WHAT YOU NEED TO DO ▸
Beginning with the line that contains "Convert this screenshot", repeat each line exactly through the end of the listing below. Pictures stay out.
== EXERCISE MATERIAL ==
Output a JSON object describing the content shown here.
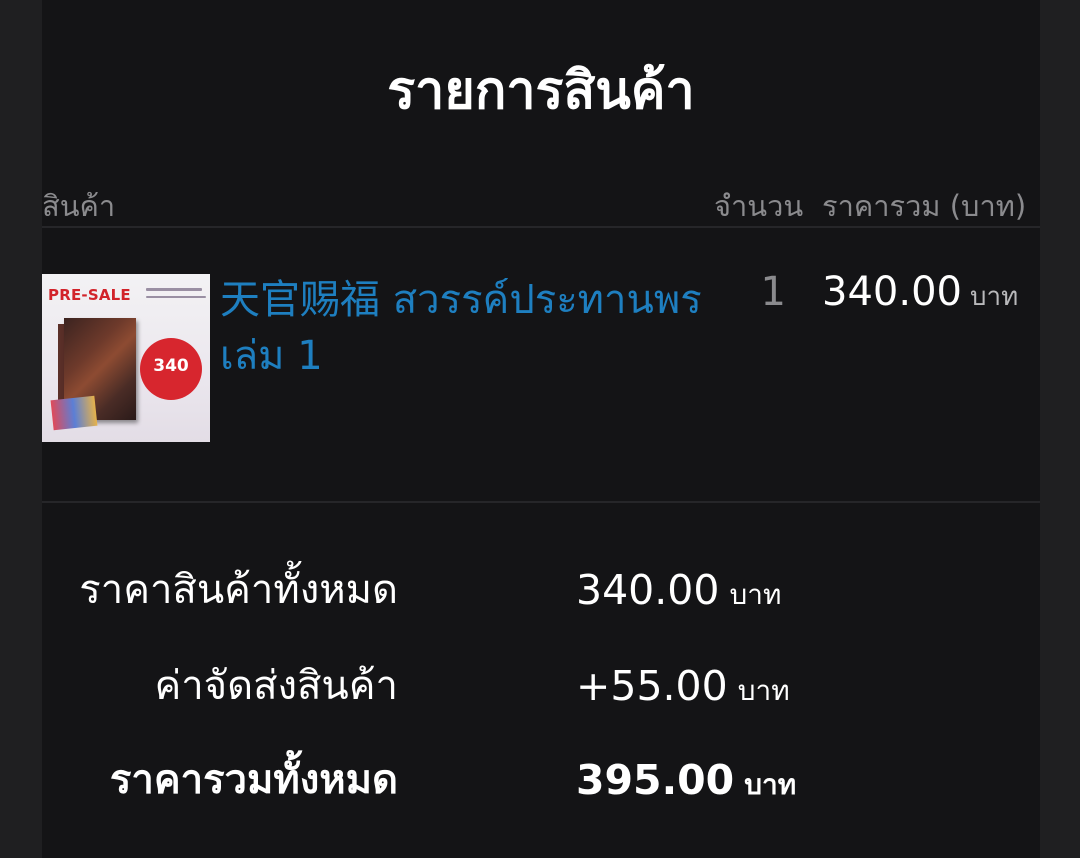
{
  "header": {
    "title": "รายการสินค้า"
  },
  "columns": {
    "product": "สินค้า",
    "quantity": "จำนวน",
    "total": "ราคารวม (บาท)"
  },
  "items": [
    {
      "name": "天官赐福 สวรรค์ประทานพร เล่ม 1",
      "quantity": "1",
      "price": "340.00",
      "unit": "บาท",
      "thumbnail": {
        "badge_text": "PRE-SALE",
        "price_badge": "340"
      }
    }
  ],
  "summary": {
    "subtotal": {
      "label": "ราคาสินค้าทั้งหมด",
      "value": "340.00",
      "unit": "บาท"
    },
    "shipping": {
      "label": "ค่าจัดส่งสินค้า",
      "value": "+55.00",
      "unit": "บาท"
    },
    "grand_total": {
      "label": "ราคารวมทั้งหมด",
      "value": "395.00",
      "unit": "บาท"
    }
  },
  "colors": {
    "background": "#1f1f21",
    "panel": "#141416",
    "link": "#1e7fc0",
    "muted": "#8b8b8e"
  }
}
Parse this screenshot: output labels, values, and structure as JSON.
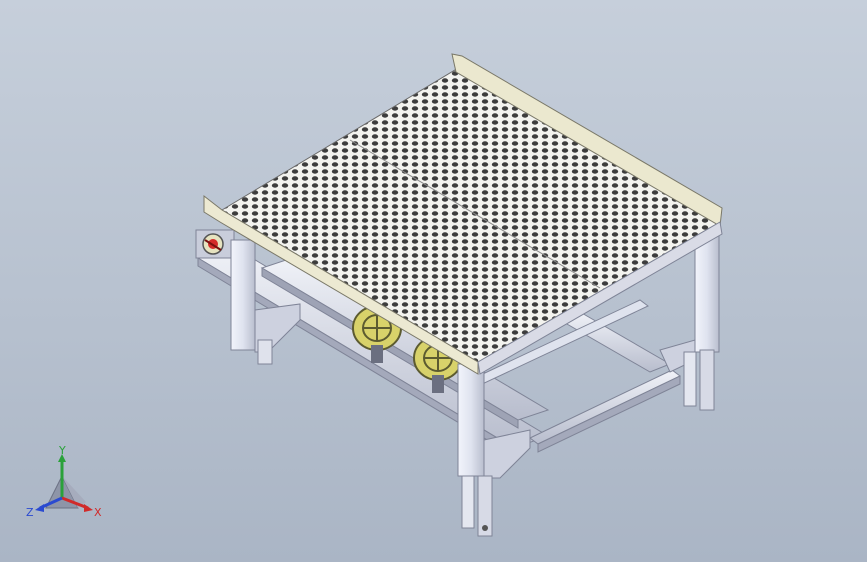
{
  "viewport": {
    "background_top": "#c6cfdb",
    "background_bottom": "#aab5c5"
  },
  "model": {
    "colors": {
      "deck": "#f4f4ee",
      "deck_edge": "#e9e6cf",
      "perforation": "#3a3a3a",
      "frame_light": "#e9ecf5",
      "frame_mid": "#c8ccdc",
      "frame_dark": "#8f94a8",
      "wheel": "#d8d26a",
      "wheel_dark": "#6b6a3a",
      "handwheel_red": "#d42a2a"
    },
    "icons": [
      "perforated-deck",
      "guide-wheel",
      "handwheel-icon"
    ]
  },
  "triad": {
    "y_label": "Y",
    "x_label": "X",
    "z_label": "Z",
    "colors": {
      "y": "#2aa13a",
      "x": "#d02a2a",
      "z": "#2a4ad0"
    }
  }
}
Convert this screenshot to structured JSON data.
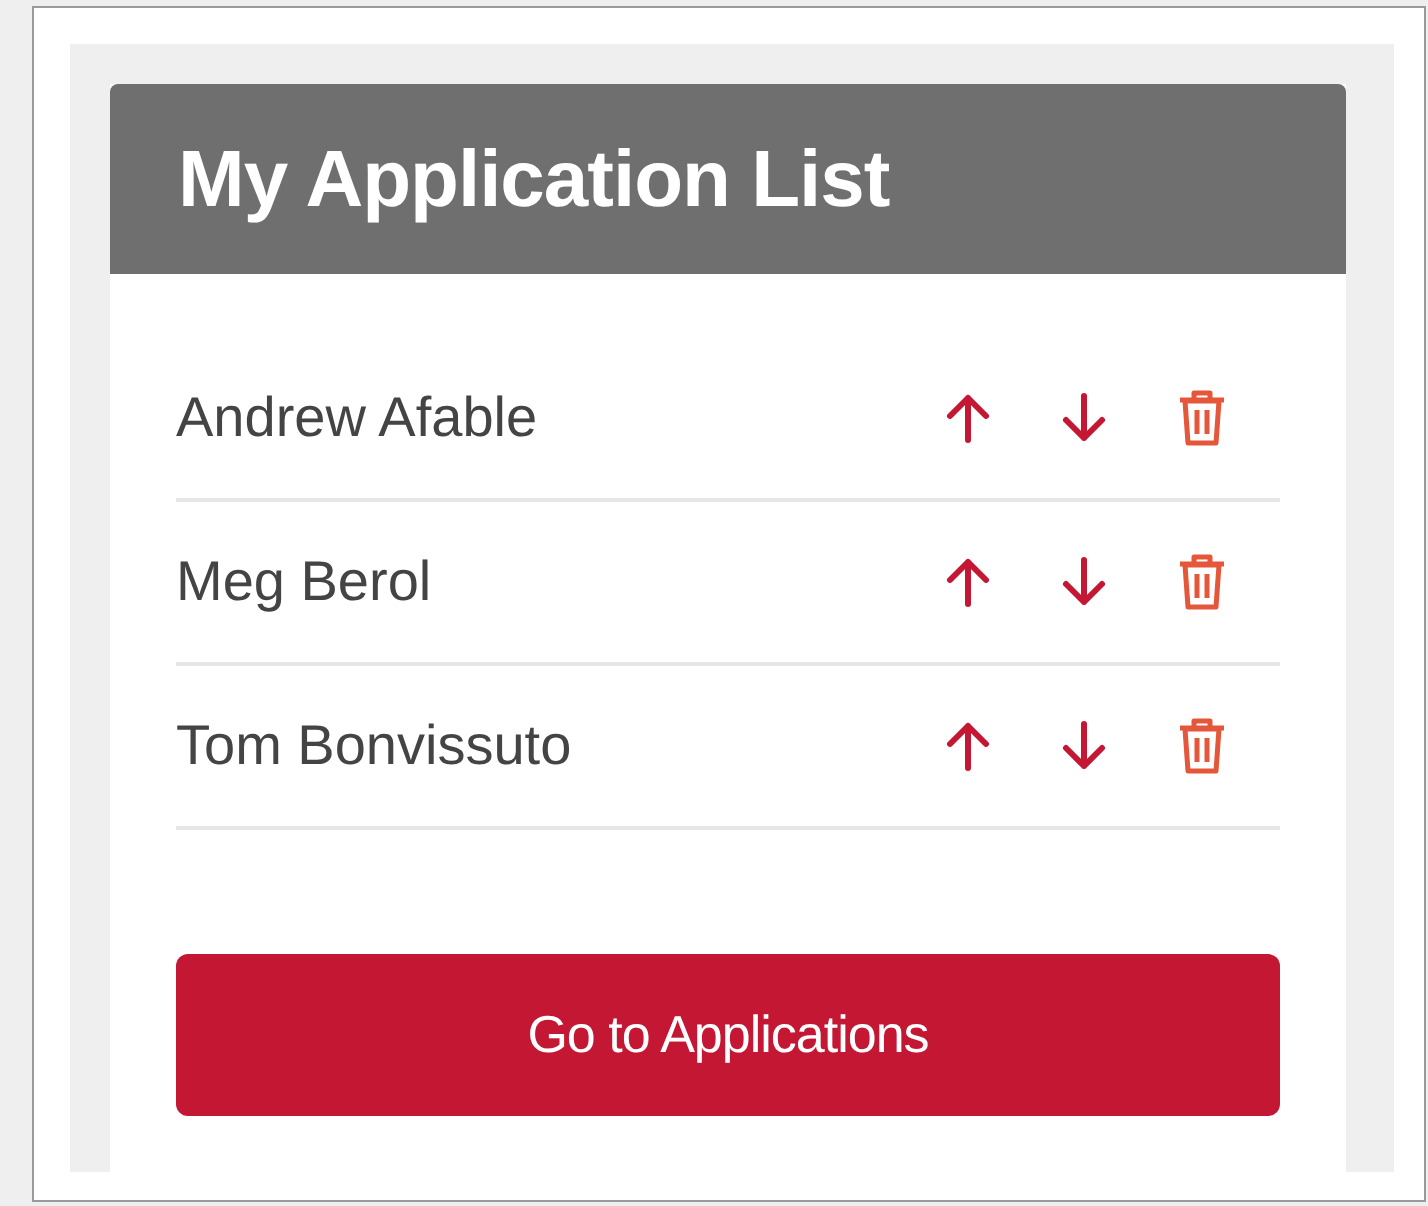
{
  "card": {
    "title": "My Application List"
  },
  "applications": [
    {
      "name": "Andrew Afable"
    },
    {
      "name": "Meg Berol"
    },
    {
      "name": "Tom Bonvissuto"
    }
  ],
  "button": {
    "label": "Go to Applications"
  }
}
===
PROBLEM SOLUTION ▸
Convert this screenshot to structured JSON data.
{
  "card": {
    "title": "My Application List"
  },
  "applications": [
    {
      "name": "Andrew Afable"
    },
    {
      "name": "Meg Berol"
    },
    {
      "name": "Tom Bonvissuto"
    }
  ],
  "button": {
    "label": "Go to Applications"
  }
}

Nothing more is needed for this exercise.